The problem ::
Each entry is to be reproduced verbatim, and images are to be omitted.

Start of Data for processing

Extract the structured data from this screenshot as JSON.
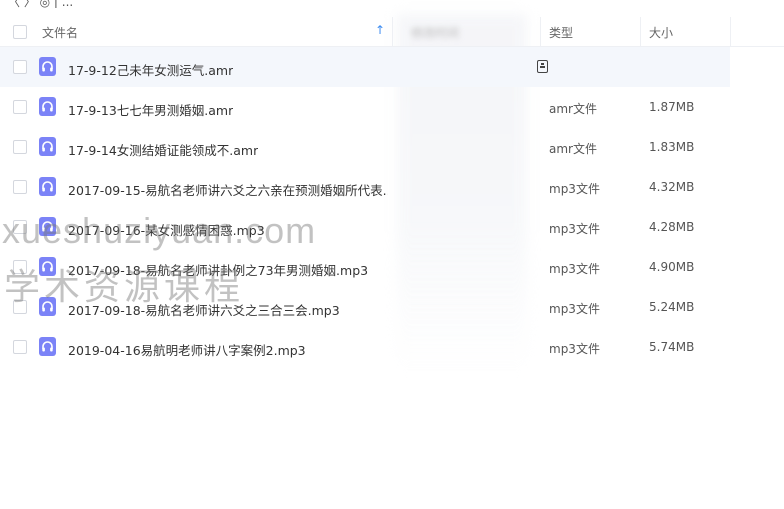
{
  "breadcrumb": {
    "text": "〈  〉  ◎  |  ..."
  },
  "header": {
    "col_name": "文件名",
    "col_modified": "修改时间",
    "col_type": "类型",
    "col_size": "大小"
  },
  "files": [
    {
      "name": "17-9-12己未年女测运气.amr",
      "type": "",
      "size": ""
    },
    {
      "name": "17-9-13七七年男测婚姻.amr",
      "type": "amr文件",
      "size": "1.87MB"
    },
    {
      "name": "17-9-14女测结婚证能领成不.amr",
      "type": "amr文件",
      "size": "1.83MB"
    },
    {
      "name": "2017-09-15-易航名老师讲六爻之六亲在预测婚姻所代表...",
      "type": "mp3文件",
      "size": "4.32MB"
    },
    {
      "name": "2017-09-16-某女测感情困惑.mp3",
      "type": "mp3文件",
      "size": "4.28MB"
    },
    {
      "name": "2017-09-18-易航名老师讲卦例之73年男测婚姻.mp3",
      "type": "mp3文件",
      "size": "4.90MB"
    },
    {
      "name": "2017-09-18-易航名老师讲六爻之三合三会.mp3",
      "type": "mp3文件",
      "size": "5.24MB"
    },
    {
      "name": "2019-04-16易航明老师讲八字案例2.mp3",
      "type": "mp3文件",
      "size": "5.74MB"
    }
  ],
  "watermark": {
    "line1": "xueshuziyuan.com",
    "line2": "学术资源课程"
  },
  "colors": {
    "audio_icon": "#7b83f7",
    "sort_arrow": "#3d8cf0",
    "selected_row": "#f4f7fc"
  }
}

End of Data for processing

Task solution ::
Extract the structured data from this screenshot as JSON.
{
  "breadcrumb": {
    "text": "〈  〉  ◎  |  ..."
  },
  "header": {
    "col_name": "文件名",
    "col_modified": "修改时间",
    "col_type": "类型",
    "col_size": "大小"
  },
  "files": [
    {
      "name": "17-9-12己未年女测运气.amr",
      "type": "",
      "size": ""
    },
    {
      "name": "17-9-13七七年男测婚姻.amr",
      "type": "amr文件",
      "size": "1.87MB"
    },
    {
      "name": "17-9-14女测结婚证能领成不.amr",
      "type": "amr文件",
      "size": "1.83MB"
    },
    {
      "name": "2017-09-15-易航名老师讲六爻之六亲在预测婚姻所代表...",
      "type": "mp3文件",
      "size": "4.32MB"
    },
    {
      "name": "2017-09-16-某女测感情困惑.mp3",
      "type": "mp3文件",
      "size": "4.28MB"
    },
    {
      "name": "2017-09-18-易航名老师讲卦例之73年男测婚姻.mp3",
      "type": "mp3文件",
      "size": "4.90MB"
    },
    {
      "name": "2017-09-18-易航名老师讲六爻之三合三会.mp3",
      "type": "mp3文件",
      "size": "5.24MB"
    },
    {
      "name": "2019-04-16易航明老师讲八字案例2.mp3",
      "type": "mp3文件",
      "size": "5.74MB"
    }
  ],
  "watermark": {
    "line1": "xueshuziyuan.com",
    "line2": "学术资源课程"
  },
  "colors": {
    "audio_icon": "#7b83f7",
    "sort_arrow": "#3d8cf0",
    "selected_row": "#f4f7fc"
  }
}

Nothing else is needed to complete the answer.